Data to use ::
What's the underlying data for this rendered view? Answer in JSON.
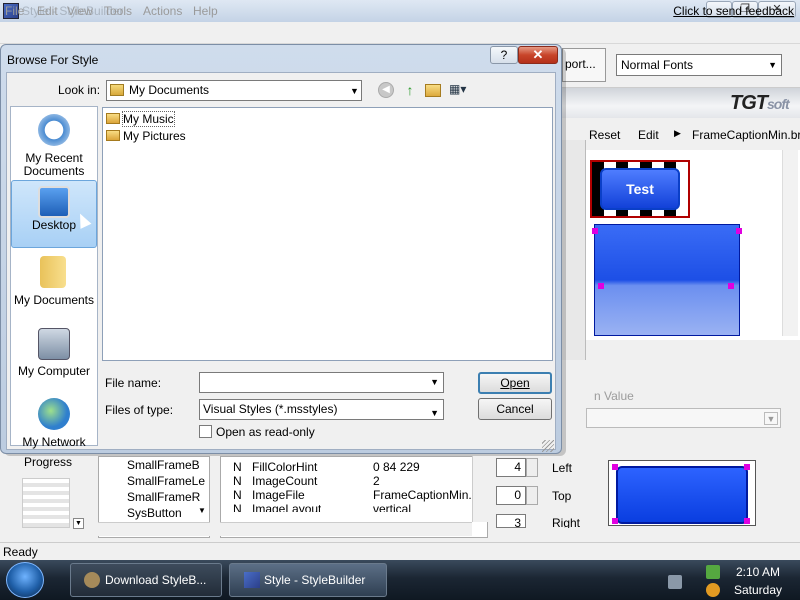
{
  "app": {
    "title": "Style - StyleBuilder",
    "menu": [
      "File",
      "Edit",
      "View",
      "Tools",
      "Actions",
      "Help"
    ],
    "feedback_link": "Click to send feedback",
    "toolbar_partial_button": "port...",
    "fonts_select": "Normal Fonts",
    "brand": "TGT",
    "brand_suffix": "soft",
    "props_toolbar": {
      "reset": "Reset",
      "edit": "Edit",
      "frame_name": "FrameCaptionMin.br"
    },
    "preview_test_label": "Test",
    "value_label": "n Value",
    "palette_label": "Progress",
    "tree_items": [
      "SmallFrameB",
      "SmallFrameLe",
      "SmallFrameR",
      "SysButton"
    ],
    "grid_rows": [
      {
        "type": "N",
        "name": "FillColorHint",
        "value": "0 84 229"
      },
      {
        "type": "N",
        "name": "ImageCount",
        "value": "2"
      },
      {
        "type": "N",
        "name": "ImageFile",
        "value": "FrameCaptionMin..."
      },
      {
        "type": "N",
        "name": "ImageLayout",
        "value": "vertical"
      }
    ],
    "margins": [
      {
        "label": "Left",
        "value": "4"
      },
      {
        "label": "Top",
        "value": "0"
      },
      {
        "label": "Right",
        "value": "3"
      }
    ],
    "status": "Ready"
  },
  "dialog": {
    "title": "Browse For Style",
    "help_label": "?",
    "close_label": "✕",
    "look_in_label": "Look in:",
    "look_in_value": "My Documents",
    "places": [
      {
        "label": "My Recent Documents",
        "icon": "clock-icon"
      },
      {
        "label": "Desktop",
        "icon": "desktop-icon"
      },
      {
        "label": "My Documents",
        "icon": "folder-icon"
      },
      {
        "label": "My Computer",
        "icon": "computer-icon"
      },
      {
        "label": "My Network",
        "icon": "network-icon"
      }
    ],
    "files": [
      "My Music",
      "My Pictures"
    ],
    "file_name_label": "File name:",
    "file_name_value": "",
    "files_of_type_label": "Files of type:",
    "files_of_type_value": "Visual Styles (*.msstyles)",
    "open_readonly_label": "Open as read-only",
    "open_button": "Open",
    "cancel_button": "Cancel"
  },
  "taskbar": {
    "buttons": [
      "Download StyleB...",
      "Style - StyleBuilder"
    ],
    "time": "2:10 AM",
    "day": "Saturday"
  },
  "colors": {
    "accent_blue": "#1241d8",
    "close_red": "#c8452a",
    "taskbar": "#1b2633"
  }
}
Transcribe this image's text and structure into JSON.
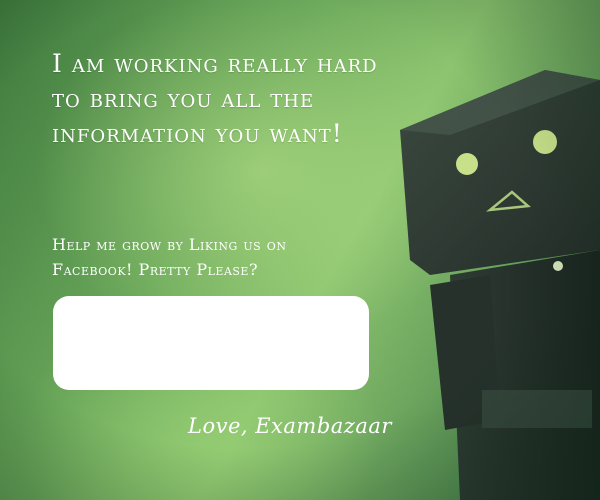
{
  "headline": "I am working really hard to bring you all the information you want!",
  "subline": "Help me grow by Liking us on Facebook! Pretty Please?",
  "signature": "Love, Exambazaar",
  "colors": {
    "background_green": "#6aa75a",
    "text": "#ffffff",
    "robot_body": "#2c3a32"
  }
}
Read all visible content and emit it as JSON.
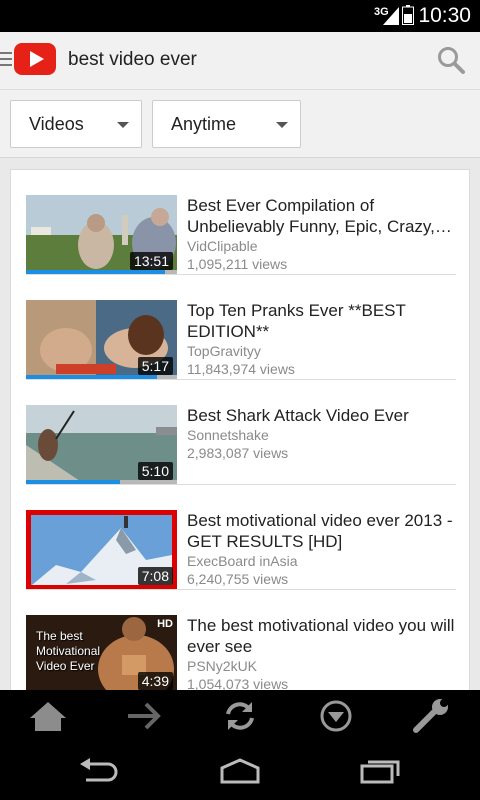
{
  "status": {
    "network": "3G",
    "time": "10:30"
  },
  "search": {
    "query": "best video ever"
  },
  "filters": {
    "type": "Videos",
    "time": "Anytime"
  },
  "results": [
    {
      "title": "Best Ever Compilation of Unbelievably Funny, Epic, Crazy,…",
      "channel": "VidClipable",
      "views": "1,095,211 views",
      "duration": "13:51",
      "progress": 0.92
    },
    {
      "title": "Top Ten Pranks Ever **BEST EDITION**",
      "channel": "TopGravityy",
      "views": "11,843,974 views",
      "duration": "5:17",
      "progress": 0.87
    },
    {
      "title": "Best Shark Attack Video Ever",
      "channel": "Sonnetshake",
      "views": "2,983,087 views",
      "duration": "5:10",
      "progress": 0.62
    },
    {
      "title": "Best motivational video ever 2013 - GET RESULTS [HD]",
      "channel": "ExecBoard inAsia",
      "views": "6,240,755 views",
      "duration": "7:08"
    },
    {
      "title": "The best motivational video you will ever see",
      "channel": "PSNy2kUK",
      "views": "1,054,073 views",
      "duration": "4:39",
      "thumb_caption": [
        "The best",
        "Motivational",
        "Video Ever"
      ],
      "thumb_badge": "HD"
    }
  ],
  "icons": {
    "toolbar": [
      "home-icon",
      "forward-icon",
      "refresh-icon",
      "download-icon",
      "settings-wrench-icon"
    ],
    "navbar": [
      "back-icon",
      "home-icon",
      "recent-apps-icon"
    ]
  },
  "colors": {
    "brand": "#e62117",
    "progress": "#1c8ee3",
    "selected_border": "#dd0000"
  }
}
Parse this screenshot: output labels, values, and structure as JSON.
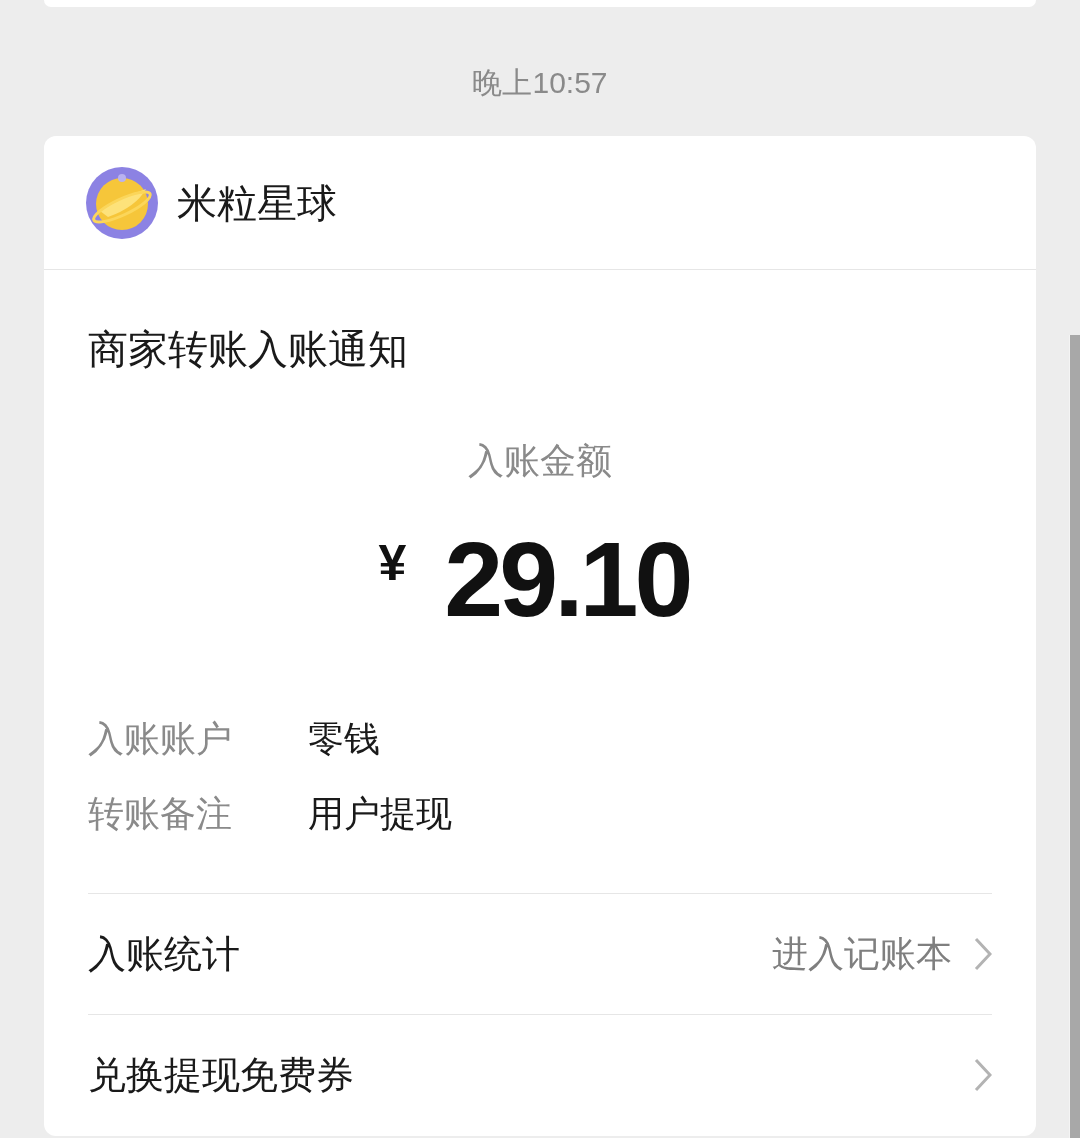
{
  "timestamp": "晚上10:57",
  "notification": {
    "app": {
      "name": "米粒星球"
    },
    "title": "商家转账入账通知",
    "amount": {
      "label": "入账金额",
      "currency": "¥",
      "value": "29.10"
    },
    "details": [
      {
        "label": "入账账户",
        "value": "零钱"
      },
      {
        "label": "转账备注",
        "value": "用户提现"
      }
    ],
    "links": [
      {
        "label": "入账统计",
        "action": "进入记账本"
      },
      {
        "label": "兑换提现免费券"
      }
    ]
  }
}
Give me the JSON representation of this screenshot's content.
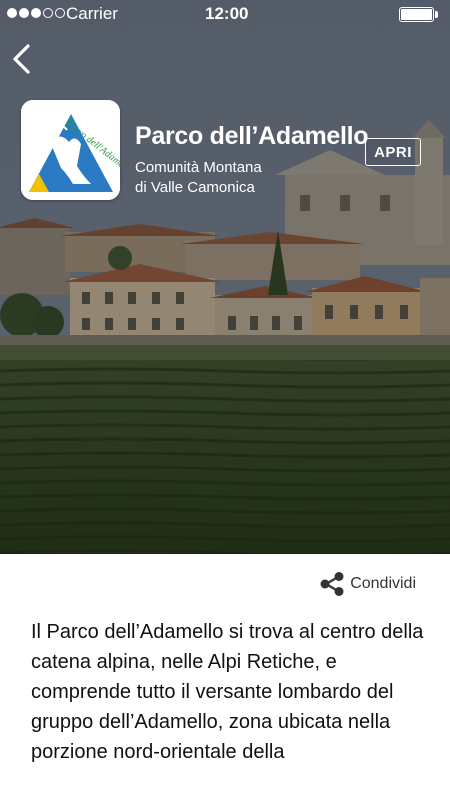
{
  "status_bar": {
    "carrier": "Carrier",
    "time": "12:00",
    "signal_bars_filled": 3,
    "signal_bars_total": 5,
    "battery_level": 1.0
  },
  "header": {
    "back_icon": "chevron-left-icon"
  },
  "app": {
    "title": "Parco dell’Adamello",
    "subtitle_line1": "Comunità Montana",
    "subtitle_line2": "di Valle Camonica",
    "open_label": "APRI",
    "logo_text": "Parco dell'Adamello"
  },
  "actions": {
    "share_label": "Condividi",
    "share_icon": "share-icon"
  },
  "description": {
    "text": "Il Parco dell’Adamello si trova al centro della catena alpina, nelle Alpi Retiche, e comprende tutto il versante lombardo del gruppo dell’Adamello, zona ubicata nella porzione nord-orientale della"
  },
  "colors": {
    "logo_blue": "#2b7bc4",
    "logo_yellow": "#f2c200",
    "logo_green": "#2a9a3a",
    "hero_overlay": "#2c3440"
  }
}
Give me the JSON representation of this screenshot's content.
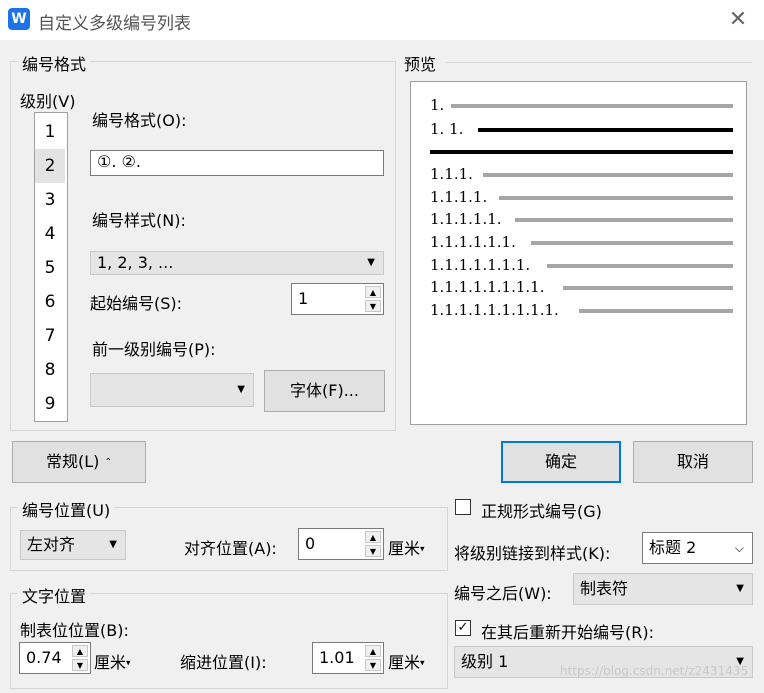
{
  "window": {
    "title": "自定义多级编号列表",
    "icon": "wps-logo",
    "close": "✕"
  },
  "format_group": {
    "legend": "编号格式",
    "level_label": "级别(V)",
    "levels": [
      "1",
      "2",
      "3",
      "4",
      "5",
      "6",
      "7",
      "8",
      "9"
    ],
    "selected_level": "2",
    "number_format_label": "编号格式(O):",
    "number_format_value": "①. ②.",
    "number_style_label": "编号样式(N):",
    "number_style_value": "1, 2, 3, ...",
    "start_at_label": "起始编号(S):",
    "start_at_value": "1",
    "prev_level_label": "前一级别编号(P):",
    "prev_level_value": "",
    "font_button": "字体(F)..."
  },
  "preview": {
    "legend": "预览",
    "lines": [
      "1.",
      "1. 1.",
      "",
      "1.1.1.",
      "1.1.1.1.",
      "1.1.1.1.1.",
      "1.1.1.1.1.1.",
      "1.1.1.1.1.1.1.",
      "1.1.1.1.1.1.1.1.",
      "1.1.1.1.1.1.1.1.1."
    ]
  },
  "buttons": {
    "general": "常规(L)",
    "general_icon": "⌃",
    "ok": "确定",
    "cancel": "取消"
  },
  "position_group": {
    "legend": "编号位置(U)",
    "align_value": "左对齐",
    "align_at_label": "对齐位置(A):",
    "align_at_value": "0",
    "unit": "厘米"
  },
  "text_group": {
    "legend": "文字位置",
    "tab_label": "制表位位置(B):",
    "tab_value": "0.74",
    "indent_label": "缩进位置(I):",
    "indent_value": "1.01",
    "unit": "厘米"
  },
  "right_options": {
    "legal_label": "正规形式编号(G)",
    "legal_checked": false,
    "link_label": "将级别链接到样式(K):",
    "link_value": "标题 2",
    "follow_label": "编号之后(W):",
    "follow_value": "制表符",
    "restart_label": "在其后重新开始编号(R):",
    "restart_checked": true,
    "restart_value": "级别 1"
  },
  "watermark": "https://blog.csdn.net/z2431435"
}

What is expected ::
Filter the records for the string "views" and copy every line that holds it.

Task solution ::
      "views": "1,095,211 views",
      "views": "11,843,974 views",
      "views": "2,983,087 views",
      "views": "6,240,755 views",
      "views": "1,054,073 views",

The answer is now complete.